Researchers have not yet determined why there is a correlation between nighttime asthma exacerbations; some theorize that there is a circadian factor, meaning that it’s part of the body’s rhythms that set off difficulty breathing in the night. Others suggest that some process of becoming tired and sleepy actually sets off the exacerbation. 

Regardless of how well controlled a child’s asthma is during the day, nocturnal asthma indicates that the asthma, overall, is not well controlled. Your first step must be to speak to your child’s asthma specialist to evaluate whether or not their medications are adequate for them right now. 

The next, and equally important step, is to get your child evaluated by a sleep specialist. 


There are a few known factors about how we breathe during sleep that do shed light on why asthma may worsen over the course of the night. Everyone has their best breathing in the early part of the night, and gradually loses breathing quality and airway resistance over an evening’s rest. This may be worsened in children with asthma. 

Many studies have shown that children with asthma are at greater than usual risk of obstructive sleep apnea, and that the symptoms of the two conditions can overlap and be confusing to separate.
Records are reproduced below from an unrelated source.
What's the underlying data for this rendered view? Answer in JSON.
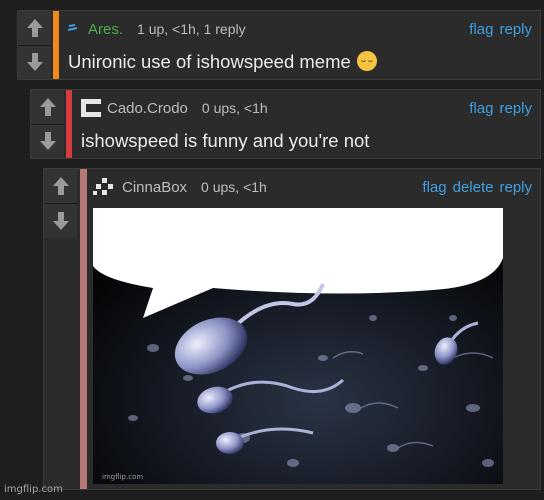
{
  "comments": [
    {
      "username": "Ares.",
      "meta": "1 up, <1h, 1 reply",
      "text": "Unironic use of ishowspeed meme",
      "emoji": "pensive-face",
      "actions": [
        "flag",
        "reply"
      ],
      "accent_color": "#f08a1c"
    },
    {
      "username": "Cado.Crodo",
      "meta": "0 ups, <1h",
      "text": "ishowspeed is funny and you're not",
      "actions": [
        "flag",
        "reply"
      ],
      "accent_color": "#d23c3c"
    },
    {
      "username": "CinnaBox",
      "meta": "0 ups, <1h",
      "actions": [
        "flag",
        "delete",
        "reply"
      ],
      "accent_color": "#b97878",
      "image_watermark": "imgflip.com"
    }
  ],
  "footer": "imgflip.com",
  "colors": {
    "link": "#3ea0e0",
    "background": "#1e1e1e",
    "panel": "#2b2b2b"
  },
  "icons": {
    "upvote": "arrow-up-icon",
    "downvote": "arrow-down-icon"
  }
}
Obstructive sleep apnea is easy to treat in children, however, and a study at the University of Chicago showed a 75% improvement in asthma flare-ups once the children’s OSA was properly controlled 

Almost 50% of children with asthma report that their sleep is disturbed, which can lead to sleep deficits that increase the overall inflammation in their bodies (through hormonal changes), which may cause worsening asthma symptoms. Therefore, it’s very important to make sure that children with asthma get plenty of sleep.


While most medications used to treat asthma tend to be well localized through inhalation to the lungs, they can certainly cause hyperactivity, sleep disturbance and lack of emotional control at times. Exacerbations that don’t respond to preventative or rescue medications are often treated with oral steroids like prednisone, which absolutely can cause sleep disturbances. 


If your child has been diagnosed with asthma and has difficulty sleeping, seems either tired or hyperactive during the day, or complains of poor sleep or waking frequently, it’s very important that they undergo a complete evaluation with a pediatric sleep specialist. Poor sleep or a sleep disorder such as obstructive sleep apnea can be affecting their sleep and worsening their symptoms. Contact us today to schedule an evaluation for your child.